▶ Task instructions
For every entry below, retype it exactly as it reads.

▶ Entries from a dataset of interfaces
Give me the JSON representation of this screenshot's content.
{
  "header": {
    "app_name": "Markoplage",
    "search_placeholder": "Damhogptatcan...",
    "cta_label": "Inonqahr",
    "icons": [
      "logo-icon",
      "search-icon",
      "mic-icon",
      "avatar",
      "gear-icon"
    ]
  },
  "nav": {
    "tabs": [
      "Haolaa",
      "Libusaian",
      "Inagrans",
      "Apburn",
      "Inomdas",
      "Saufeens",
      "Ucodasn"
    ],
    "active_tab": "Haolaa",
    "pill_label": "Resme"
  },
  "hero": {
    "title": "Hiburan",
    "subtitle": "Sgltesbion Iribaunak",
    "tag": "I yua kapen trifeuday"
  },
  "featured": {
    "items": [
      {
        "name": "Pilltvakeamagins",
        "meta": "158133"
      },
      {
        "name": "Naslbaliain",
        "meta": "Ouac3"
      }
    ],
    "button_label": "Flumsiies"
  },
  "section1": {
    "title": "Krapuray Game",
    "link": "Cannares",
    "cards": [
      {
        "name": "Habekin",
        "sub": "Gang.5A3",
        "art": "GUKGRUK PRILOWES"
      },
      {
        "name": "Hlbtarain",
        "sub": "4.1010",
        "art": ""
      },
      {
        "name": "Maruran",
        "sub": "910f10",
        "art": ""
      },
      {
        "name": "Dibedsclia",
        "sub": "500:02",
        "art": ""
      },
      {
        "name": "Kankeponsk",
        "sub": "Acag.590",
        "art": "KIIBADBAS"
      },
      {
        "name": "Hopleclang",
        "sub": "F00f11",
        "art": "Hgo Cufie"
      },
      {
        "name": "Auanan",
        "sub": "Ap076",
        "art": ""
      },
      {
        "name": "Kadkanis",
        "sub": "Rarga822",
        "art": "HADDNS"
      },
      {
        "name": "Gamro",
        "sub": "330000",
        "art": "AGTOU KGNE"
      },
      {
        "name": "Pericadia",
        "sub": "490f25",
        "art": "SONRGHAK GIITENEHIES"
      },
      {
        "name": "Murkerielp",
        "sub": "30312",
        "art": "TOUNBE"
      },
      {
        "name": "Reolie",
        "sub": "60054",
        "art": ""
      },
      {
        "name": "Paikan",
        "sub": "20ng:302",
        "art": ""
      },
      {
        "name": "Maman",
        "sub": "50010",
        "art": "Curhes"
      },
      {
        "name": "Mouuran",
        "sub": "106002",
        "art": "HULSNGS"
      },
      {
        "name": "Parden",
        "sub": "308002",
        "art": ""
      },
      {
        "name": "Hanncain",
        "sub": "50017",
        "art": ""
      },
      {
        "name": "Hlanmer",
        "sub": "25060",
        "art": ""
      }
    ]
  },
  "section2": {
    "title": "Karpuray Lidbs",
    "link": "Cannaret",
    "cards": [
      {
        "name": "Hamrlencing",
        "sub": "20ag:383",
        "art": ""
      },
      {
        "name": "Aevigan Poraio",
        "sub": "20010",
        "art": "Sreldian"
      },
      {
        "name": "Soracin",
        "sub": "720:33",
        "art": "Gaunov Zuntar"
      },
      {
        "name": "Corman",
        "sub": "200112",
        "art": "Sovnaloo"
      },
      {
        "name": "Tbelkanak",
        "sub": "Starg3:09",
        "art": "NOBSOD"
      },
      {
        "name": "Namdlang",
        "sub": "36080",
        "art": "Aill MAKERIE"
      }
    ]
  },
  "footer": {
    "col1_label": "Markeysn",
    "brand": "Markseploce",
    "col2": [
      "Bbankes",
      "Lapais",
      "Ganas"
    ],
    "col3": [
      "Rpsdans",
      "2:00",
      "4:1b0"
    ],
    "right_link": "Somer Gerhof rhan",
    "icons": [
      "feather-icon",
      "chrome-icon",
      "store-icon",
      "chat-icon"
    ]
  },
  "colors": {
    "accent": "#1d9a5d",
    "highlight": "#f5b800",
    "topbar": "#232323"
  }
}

▶ Expected answer
Give me the JSON representation of this screenshot's content.
{
  "header": {
    "app_name": "Markoplage",
    "search_placeholder": "Damhogptatcan...",
    "cta_label": "Inonqahr",
    "icons": [
      "logo-icon",
      "search-icon",
      "mic-icon",
      "avatar",
      "gear-icon"
    ]
  },
  "nav": {
    "tabs": [
      "Haolaa",
      "Libusaian",
      "Inagrans",
      "Apburn",
      "Inomdas",
      "Saufeens",
      "Ucodasn"
    ],
    "active_tab": "Haolaa",
    "pill_label": "Resme"
  },
  "hero": {
    "title": "Hiburan",
    "subtitle": "Sgltesbion Iribaunak",
    "tag": "I yua kapen trifeuday"
  },
  "featured": {
    "items": [
      {
        "name": "Pilltvakeamagins",
        "meta": "158133"
      },
      {
        "name": "Naslbaliain",
        "meta": "Ouac3"
      }
    ],
    "button_label": "Flumsiies"
  },
  "section1": {
    "title": "Krapuray Game",
    "link": "Cannares",
    "cards": [
      {
        "name": "Habekin",
        "sub": "Gang.5A3",
        "art": "GUKGRUK PRILOWES"
      },
      {
        "name": "Hlbtarain",
        "sub": "4.1010",
        "art": ""
      },
      {
        "name": "Maruran",
        "sub": "910f10",
        "art": ""
      },
      {
        "name": "Dibedsclia",
        "sub": "500:02",
        "art": ""
      },
      {
        "name": "Kankeponsk",
        "sub": "Acag.590",
        "art": "KIIBADBAS"
      },
      {
        "name": "Hopleclang",
        "sub": "F00f11",
        "art": "Hgo Cufie"
      },
      {
        "name": "Auanan",
        "sub": "Ap076",
        "art": ""
      },
      {
        "name": "Kadkanis",
        "sub": "Rarga822",
        "art": "HADDNS"
      },
      {
        "name": "Gamro",
        "sub": "330000",
        "art": "AGTOU KGNE"
      },
      {
        "name": "Pericadia",
        "sub": "490f25",
        "art": "SONRGHAK GIITENEHIES"
      },
      {
        "name": "Murkerielp",
        "sub": "30312",
        "art": "TOUNBE"
      },
      {
        "name": "Reolie",
        "sub": "60054",
        "art": ""
      },
      {
        "name": "Paikan",
        "sub": "20ng:302",
        "art": ""
      },
      {
        "name": "Maman",
        "sub": "50010",
        "art": "Curhes"
      },
      {
        "name": "Mouuran",
        "sub": "106002",
        "art": "HULSNGS"
      },
      {
        "name": "Parden",
        "sub": "308002",
        "art": ""
      },
      {
        "name": "Hanncain",
        "sub": "50017",
        "art": ""
      },
      {
        "name": "Hlanmer",
        "sub": "25060",
        "art": ""
      }
    ]
  },
  "section2": {
    "title": "Karpuray Lidbs",
    "link": "Cannaret",
    "cards": [
      {
        "name": "Hamrlencing",
        "sub": "20ag:383",
        "art": ""
      },
      {
        "name": "Aevigan Poraio",
        "sub": "20010",
        "art": "Sreldian"
      },
      {
        "name": "Soracin",
        "sub": "720:33",
        "art": "Gaunov Zuntar"
      },
      {
        "name": "Corman",
        "sub": "200112",
        "art": "Sovnaloo"
      },
      {
        "name": "Tbelkanak",
        "sub": "Starg3:09",
        "art": "NOBSOD"
      },
      {
        "name": "Namdlang",
        "sub": "36080",
        "art": "Aill MAKERIE"
      }
    ]
  },
  "footer": {
    "col1_label": "Markeysn",
    "brand": "Markseploce",
    "col2": [
      "Bbankes",
      "Lapais",
      "Ganas"
    ],
    "col3": [
      "Rpsdans",
      "2:00",
      "4:1b0"
    ],
    "right_link": "Somer Gerhof rhan",
    "icons": [
      "feather-icon",
      "chrome-icon",
      "store-icon",
      "chat-icon"
    ]
  },
  "colors": {
    "accent": "#1d9a5d",
    "highlight": "#f5b800",
    "topbar": "#232323"
  }
}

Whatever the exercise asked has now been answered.